## Stored data
......
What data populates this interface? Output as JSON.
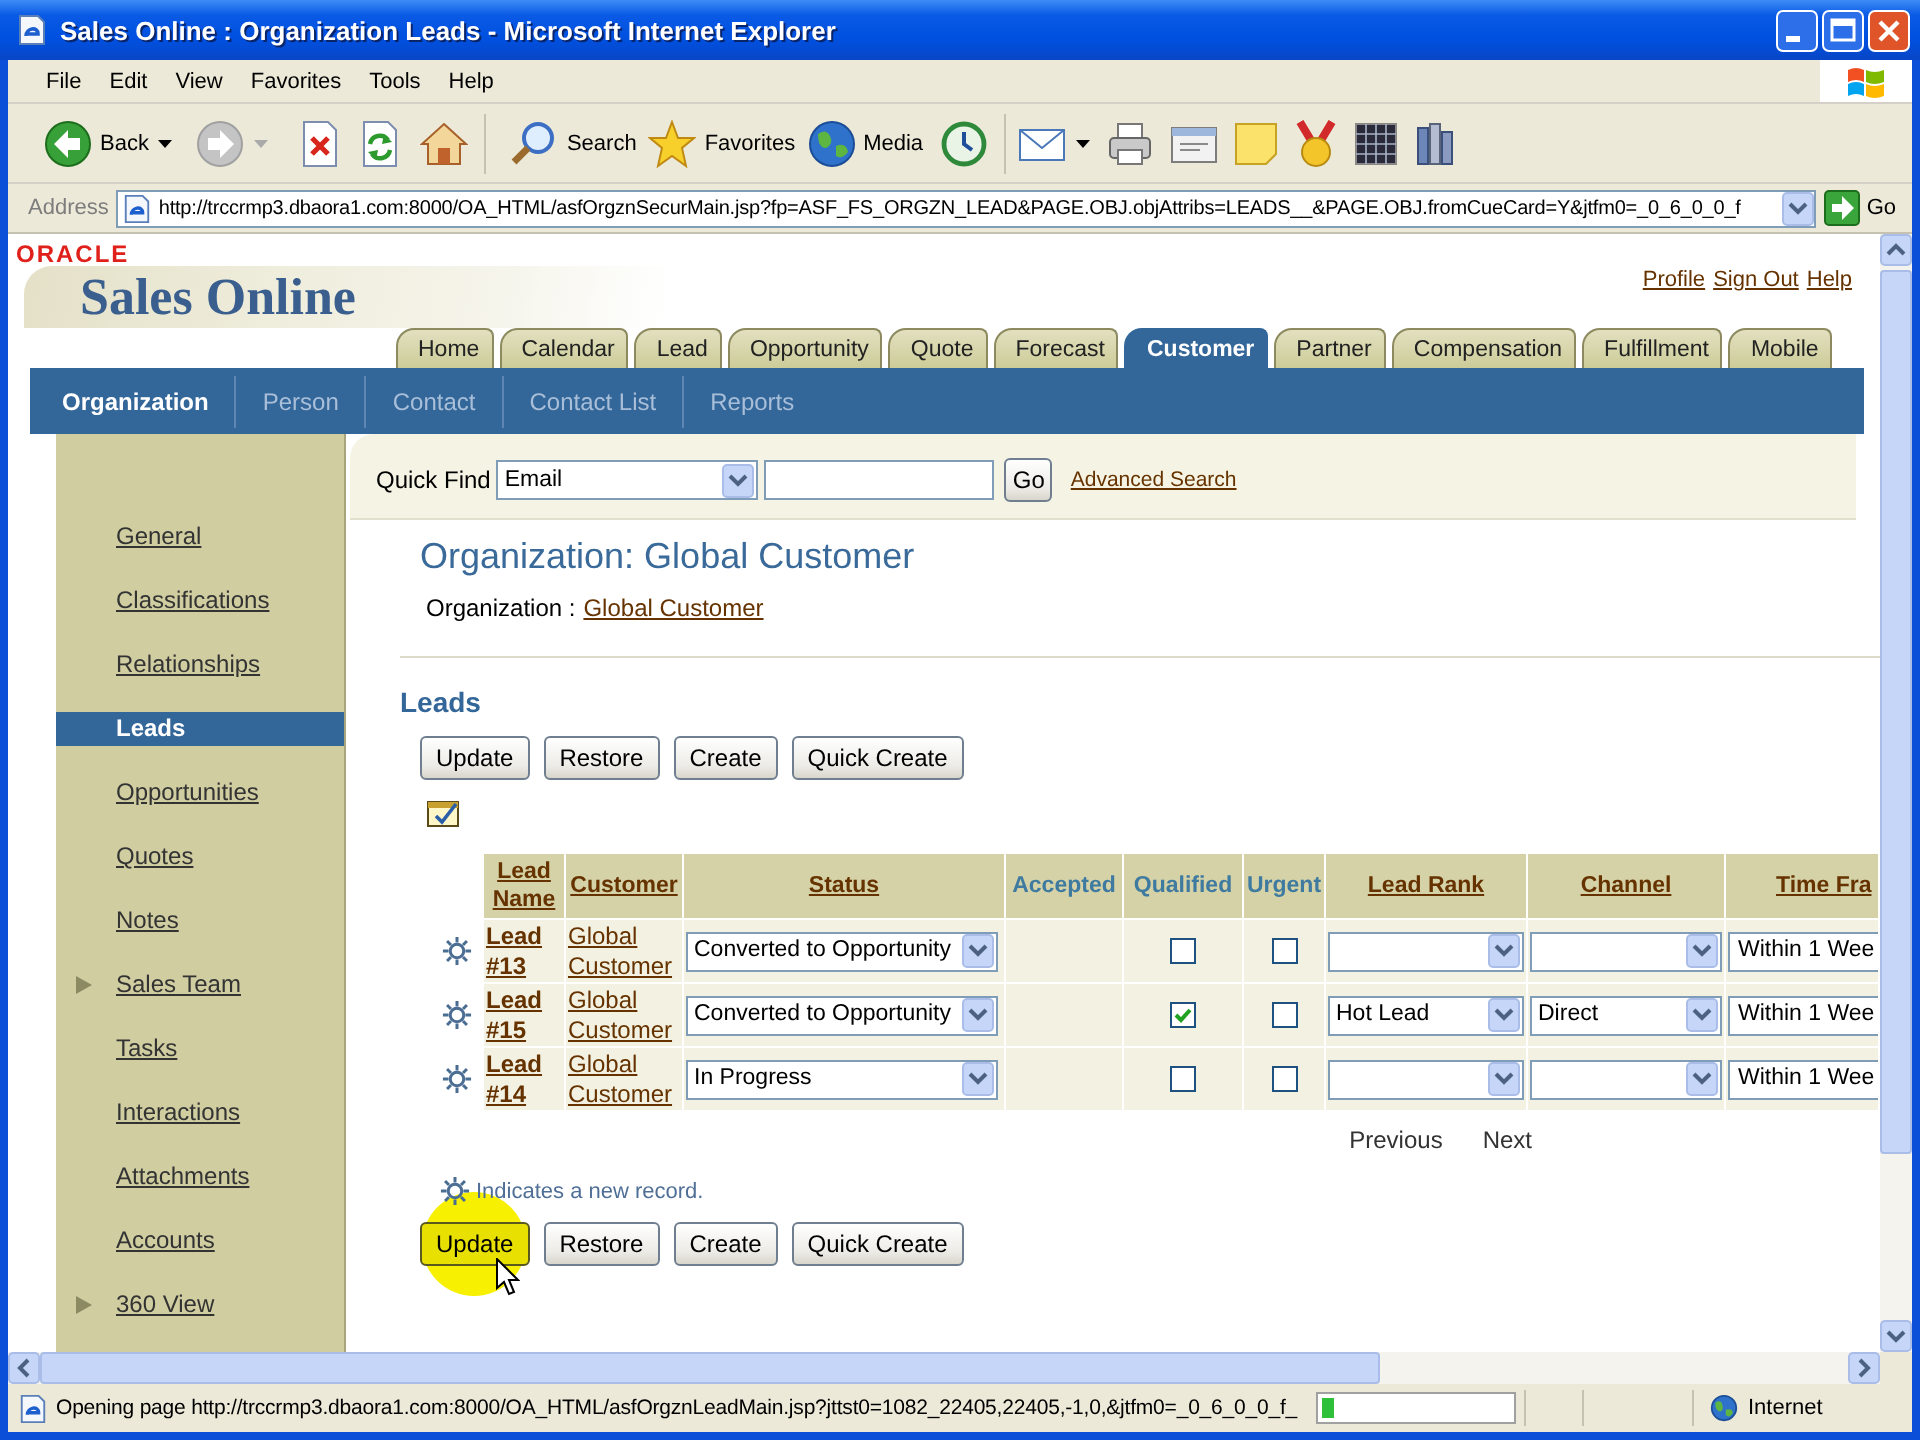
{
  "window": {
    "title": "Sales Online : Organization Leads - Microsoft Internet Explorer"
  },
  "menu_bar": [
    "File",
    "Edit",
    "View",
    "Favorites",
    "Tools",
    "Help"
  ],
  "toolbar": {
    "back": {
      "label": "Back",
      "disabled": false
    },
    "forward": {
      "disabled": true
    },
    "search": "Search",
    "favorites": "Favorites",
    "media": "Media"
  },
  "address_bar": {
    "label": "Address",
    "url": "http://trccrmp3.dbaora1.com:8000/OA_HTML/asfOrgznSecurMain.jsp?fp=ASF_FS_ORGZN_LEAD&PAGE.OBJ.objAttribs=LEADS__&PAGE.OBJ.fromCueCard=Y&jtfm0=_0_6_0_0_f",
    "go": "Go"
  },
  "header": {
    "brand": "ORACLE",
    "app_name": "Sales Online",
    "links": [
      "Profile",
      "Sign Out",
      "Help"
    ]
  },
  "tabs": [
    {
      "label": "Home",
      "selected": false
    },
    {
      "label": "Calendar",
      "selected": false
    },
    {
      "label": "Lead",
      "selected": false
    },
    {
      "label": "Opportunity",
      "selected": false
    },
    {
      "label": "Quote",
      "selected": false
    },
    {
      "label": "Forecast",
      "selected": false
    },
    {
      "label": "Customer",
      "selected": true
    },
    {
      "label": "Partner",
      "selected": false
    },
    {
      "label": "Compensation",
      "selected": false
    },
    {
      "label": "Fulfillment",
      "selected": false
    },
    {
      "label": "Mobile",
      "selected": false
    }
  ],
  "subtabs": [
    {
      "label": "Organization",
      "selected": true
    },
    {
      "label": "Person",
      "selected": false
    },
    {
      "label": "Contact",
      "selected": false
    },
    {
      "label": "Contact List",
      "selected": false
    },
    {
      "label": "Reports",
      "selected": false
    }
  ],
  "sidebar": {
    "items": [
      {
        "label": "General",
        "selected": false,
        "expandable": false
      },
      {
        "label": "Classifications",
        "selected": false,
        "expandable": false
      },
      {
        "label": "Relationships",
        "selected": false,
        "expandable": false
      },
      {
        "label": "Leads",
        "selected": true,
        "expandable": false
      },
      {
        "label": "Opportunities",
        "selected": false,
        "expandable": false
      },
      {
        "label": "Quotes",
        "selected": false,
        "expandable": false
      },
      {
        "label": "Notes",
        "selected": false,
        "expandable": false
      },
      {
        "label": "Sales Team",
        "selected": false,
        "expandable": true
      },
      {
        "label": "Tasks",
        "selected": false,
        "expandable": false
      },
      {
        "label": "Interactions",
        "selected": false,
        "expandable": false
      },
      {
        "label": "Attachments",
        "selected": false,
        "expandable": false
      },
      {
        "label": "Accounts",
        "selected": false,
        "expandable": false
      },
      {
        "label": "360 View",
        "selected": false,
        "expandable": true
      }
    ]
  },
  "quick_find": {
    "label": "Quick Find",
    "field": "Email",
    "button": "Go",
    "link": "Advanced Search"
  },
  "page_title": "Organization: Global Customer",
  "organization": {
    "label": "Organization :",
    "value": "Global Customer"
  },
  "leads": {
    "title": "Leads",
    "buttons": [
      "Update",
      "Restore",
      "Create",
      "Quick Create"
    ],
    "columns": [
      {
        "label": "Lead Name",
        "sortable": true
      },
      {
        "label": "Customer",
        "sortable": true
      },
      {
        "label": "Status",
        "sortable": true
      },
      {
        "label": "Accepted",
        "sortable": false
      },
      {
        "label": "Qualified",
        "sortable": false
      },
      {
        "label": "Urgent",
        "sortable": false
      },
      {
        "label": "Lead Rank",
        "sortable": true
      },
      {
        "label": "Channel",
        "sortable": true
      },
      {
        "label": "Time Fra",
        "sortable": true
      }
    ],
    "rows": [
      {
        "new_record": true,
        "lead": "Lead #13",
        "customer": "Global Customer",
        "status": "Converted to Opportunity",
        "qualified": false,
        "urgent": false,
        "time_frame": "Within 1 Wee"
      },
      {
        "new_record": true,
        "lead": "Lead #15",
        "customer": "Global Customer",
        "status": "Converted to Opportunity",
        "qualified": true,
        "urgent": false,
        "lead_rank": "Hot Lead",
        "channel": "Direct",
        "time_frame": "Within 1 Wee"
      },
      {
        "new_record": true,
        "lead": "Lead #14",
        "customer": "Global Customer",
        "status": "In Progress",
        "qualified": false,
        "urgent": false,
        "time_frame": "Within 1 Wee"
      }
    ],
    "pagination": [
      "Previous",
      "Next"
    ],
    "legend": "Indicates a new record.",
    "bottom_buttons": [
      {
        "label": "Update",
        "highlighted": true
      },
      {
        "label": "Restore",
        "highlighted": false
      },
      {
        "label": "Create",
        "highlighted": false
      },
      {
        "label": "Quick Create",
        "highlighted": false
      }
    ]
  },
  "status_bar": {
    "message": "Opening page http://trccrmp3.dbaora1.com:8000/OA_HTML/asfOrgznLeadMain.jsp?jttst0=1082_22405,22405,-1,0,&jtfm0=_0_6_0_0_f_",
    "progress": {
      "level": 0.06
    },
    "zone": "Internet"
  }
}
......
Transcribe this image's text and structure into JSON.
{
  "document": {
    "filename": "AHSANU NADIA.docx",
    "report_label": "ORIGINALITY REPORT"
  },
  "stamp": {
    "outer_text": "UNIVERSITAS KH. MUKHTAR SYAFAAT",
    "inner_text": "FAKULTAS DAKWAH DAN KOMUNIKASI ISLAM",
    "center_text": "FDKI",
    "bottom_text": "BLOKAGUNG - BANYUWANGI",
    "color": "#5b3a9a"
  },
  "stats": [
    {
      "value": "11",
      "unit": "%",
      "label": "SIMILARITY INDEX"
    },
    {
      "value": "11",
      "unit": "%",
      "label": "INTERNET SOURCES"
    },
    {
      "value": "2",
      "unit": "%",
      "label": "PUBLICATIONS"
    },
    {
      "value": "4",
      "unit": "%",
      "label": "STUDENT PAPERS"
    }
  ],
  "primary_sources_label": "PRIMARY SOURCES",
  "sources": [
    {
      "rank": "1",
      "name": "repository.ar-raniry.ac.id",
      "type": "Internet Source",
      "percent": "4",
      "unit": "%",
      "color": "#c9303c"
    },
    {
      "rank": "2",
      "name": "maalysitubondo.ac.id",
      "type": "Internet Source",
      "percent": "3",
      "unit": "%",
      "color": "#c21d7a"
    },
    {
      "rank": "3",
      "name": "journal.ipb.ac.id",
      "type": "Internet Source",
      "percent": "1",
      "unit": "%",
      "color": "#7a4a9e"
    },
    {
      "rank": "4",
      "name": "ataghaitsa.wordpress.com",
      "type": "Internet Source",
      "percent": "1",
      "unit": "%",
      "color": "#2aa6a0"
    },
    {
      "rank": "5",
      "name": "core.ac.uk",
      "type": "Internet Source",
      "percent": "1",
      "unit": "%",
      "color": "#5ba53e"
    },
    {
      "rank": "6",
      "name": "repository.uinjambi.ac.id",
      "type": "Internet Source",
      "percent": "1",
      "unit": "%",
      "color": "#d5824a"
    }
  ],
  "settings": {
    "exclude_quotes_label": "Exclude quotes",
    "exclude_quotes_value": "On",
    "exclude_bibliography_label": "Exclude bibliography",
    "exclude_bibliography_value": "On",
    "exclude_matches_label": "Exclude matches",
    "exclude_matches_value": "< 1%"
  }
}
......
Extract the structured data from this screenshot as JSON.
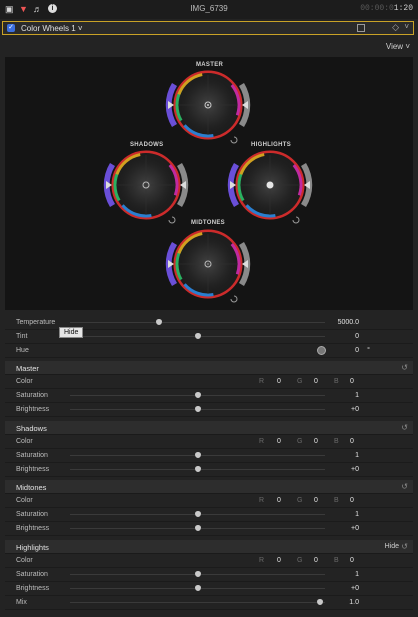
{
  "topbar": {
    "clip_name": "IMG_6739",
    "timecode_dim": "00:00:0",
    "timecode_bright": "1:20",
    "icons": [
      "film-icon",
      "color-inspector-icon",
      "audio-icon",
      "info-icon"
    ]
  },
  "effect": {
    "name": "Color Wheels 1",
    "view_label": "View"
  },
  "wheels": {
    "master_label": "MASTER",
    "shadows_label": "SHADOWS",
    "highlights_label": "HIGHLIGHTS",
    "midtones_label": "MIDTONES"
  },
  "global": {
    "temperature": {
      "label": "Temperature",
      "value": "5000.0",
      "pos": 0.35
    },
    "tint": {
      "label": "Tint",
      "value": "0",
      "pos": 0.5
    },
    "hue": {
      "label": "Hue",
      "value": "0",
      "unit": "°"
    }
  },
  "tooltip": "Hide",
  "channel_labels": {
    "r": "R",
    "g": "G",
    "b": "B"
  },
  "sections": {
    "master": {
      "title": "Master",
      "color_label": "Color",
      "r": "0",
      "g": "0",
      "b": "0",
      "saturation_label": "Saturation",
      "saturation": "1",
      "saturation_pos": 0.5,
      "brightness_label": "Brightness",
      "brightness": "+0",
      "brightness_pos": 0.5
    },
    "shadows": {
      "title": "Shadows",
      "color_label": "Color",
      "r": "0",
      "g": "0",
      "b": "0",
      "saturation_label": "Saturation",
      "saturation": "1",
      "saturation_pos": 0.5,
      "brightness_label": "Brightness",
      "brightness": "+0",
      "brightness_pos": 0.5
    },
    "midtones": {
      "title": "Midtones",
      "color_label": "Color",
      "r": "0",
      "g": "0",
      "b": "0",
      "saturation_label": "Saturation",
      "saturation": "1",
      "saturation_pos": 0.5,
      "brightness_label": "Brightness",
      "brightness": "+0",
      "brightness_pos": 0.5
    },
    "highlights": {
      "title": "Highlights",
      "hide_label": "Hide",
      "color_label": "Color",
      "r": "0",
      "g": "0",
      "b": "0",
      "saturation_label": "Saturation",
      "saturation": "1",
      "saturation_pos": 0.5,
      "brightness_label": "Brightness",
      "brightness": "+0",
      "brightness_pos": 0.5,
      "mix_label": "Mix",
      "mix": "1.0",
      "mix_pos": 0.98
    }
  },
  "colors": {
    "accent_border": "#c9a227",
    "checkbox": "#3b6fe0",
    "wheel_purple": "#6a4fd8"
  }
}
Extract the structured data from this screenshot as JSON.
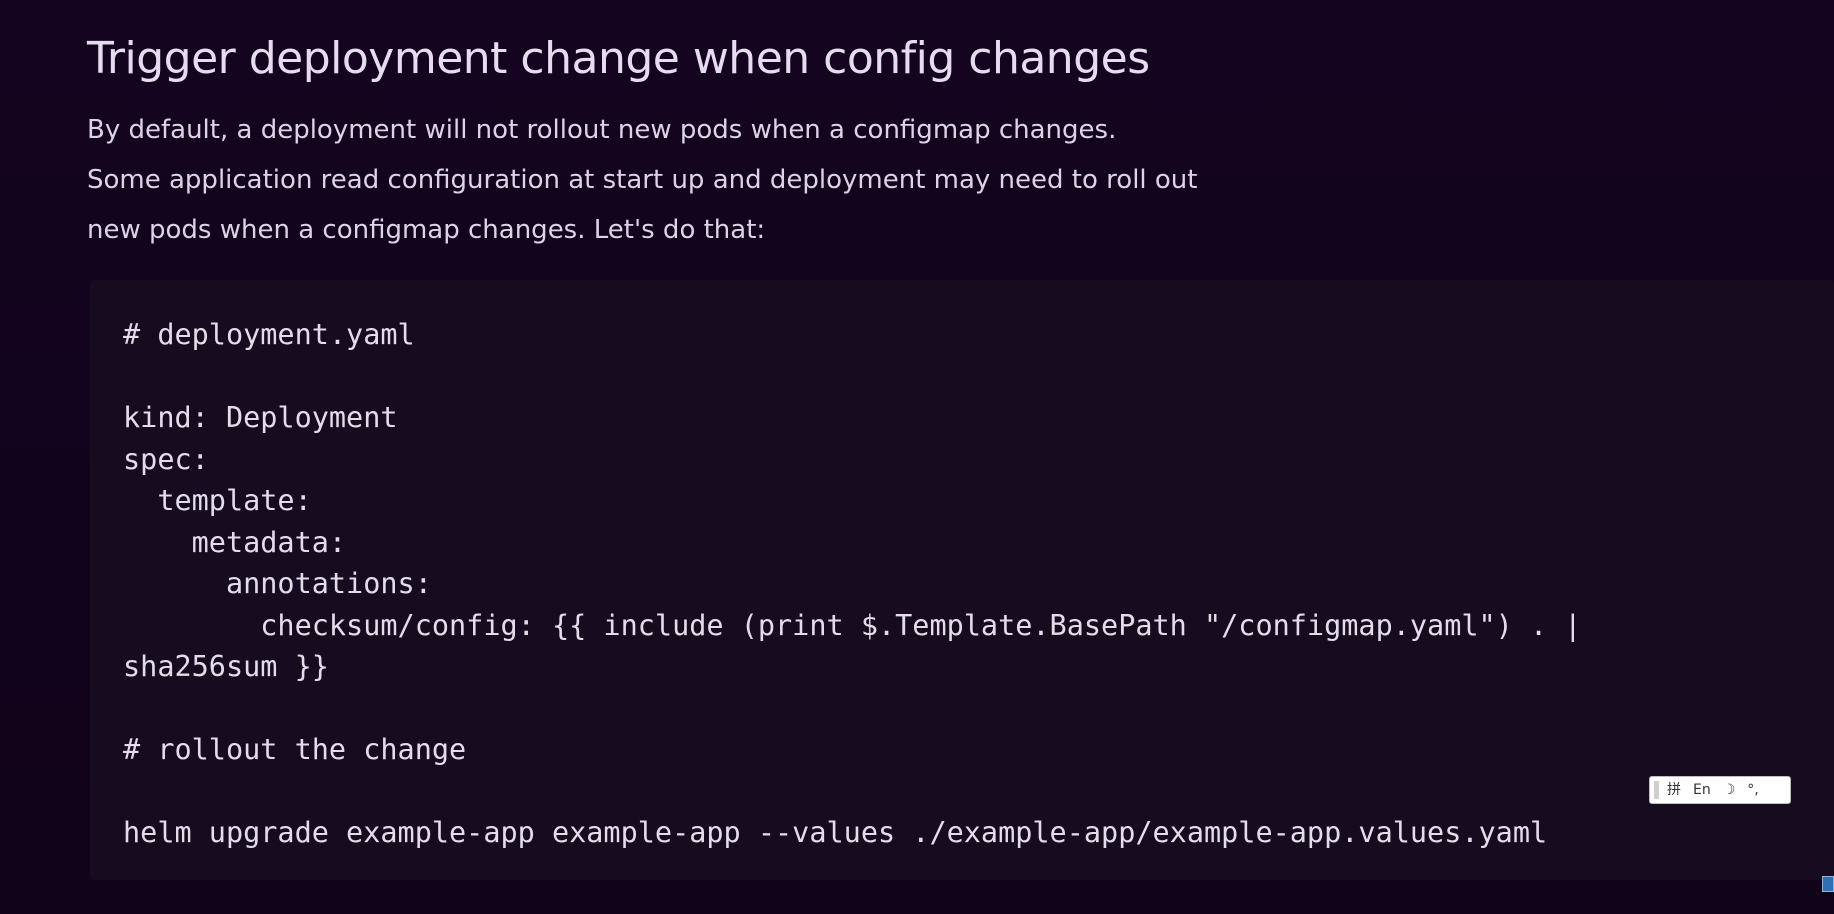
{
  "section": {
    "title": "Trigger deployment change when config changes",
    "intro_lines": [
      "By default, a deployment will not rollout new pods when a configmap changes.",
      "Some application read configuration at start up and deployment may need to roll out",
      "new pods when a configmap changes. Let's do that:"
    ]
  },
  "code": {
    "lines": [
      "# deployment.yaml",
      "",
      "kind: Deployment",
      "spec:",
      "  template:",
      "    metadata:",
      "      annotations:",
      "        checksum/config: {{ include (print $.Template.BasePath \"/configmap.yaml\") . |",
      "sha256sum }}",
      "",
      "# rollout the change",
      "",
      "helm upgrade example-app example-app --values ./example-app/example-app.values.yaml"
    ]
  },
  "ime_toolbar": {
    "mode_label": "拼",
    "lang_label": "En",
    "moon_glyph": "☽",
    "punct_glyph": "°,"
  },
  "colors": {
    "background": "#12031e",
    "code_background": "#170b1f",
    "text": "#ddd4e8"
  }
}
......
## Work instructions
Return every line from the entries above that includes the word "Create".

## Your solution
      "Create",
      "Quick Create"
        "label": "Create",
        "label": "Quick Create",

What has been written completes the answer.